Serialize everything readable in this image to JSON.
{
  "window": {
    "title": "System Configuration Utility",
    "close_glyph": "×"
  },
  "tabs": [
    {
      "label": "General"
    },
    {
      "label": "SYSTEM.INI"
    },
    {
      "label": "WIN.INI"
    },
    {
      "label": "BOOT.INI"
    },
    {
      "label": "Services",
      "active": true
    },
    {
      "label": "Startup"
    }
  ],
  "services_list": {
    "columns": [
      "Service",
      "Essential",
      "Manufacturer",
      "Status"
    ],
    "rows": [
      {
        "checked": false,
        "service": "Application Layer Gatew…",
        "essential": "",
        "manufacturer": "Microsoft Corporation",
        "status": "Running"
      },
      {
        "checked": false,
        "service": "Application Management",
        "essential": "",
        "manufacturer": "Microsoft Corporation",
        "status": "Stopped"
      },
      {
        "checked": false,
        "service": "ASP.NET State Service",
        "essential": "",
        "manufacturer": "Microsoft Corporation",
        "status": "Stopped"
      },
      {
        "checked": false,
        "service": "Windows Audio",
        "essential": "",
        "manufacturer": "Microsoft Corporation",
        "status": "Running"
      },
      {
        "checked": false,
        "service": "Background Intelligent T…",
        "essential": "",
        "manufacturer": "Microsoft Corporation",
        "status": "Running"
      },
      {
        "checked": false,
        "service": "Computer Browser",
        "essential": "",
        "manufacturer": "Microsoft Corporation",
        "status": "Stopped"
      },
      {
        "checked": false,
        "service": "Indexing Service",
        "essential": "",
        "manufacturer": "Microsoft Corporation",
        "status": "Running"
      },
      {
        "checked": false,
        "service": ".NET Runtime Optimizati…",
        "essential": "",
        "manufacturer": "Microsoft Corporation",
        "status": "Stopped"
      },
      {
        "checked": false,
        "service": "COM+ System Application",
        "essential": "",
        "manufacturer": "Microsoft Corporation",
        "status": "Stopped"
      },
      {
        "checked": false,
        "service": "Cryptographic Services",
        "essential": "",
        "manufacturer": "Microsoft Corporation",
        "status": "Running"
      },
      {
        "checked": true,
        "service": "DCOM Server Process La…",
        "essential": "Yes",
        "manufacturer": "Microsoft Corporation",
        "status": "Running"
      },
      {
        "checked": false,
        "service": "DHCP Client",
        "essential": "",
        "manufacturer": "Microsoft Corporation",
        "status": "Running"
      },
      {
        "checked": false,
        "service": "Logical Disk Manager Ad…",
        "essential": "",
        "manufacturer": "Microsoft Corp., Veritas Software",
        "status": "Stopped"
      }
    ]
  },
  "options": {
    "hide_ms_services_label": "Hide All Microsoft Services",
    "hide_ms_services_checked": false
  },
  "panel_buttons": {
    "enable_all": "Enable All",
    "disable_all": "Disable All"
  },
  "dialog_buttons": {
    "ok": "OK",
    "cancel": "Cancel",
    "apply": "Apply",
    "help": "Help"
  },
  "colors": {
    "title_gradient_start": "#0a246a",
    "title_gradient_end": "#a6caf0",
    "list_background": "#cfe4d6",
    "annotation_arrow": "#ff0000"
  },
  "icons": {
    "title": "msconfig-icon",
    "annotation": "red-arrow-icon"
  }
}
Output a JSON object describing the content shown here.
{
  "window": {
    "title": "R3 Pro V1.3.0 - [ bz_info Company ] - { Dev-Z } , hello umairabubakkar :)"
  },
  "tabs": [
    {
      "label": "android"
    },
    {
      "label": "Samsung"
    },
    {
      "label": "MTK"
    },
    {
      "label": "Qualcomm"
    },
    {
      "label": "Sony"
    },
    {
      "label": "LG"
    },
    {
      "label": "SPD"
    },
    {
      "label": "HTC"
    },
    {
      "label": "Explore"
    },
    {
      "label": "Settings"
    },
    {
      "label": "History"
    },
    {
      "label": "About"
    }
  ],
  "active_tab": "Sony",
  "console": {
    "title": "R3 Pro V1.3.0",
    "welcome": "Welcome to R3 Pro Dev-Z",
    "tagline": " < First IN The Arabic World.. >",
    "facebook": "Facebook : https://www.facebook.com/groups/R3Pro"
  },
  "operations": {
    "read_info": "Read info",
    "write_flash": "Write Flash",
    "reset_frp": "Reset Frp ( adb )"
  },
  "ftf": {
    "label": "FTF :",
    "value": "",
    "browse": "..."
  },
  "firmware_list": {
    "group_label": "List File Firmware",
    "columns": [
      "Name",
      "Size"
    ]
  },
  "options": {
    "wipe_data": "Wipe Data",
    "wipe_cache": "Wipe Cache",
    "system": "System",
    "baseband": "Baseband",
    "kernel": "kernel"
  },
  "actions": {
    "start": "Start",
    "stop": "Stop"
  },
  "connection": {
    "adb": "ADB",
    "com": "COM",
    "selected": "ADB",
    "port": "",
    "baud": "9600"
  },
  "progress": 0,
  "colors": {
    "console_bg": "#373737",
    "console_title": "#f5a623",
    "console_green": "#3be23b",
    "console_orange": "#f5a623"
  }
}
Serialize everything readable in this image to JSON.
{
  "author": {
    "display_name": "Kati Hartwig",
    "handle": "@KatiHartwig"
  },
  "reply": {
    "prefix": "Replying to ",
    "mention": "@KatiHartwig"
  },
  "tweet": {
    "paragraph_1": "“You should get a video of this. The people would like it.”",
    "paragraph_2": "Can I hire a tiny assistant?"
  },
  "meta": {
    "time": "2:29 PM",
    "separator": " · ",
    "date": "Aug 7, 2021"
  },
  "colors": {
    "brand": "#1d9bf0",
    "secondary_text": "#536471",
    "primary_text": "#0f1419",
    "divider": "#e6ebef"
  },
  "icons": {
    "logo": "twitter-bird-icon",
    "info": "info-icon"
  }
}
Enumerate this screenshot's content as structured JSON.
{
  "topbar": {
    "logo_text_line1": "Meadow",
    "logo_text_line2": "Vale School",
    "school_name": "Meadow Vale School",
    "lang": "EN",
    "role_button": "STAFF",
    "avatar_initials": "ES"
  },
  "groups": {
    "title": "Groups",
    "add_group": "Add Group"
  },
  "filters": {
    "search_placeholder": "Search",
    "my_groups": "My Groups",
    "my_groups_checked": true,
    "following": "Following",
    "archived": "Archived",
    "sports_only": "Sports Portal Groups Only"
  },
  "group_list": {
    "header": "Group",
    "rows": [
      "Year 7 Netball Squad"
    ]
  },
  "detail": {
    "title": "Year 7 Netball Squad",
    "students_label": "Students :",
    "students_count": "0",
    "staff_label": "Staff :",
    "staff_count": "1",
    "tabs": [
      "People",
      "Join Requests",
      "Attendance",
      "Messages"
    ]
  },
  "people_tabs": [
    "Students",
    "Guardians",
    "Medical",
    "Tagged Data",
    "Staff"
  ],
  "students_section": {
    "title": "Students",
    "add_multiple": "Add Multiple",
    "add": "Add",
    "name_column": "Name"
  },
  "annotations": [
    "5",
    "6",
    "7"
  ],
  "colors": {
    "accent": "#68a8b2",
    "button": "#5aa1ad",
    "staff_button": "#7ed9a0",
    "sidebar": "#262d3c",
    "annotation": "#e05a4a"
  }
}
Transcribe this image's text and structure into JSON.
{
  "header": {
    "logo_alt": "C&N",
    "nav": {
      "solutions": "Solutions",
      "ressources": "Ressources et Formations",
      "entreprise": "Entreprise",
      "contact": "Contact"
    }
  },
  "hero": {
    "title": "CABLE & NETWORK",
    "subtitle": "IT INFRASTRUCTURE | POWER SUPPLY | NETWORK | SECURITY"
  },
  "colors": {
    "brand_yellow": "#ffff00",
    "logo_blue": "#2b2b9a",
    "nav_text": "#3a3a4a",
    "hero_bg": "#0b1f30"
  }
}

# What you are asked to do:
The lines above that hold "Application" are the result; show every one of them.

# Result below:
        "service": "Application Layer Gatew…",
        "service": "Application Management",
        "service": "COM+ System Application",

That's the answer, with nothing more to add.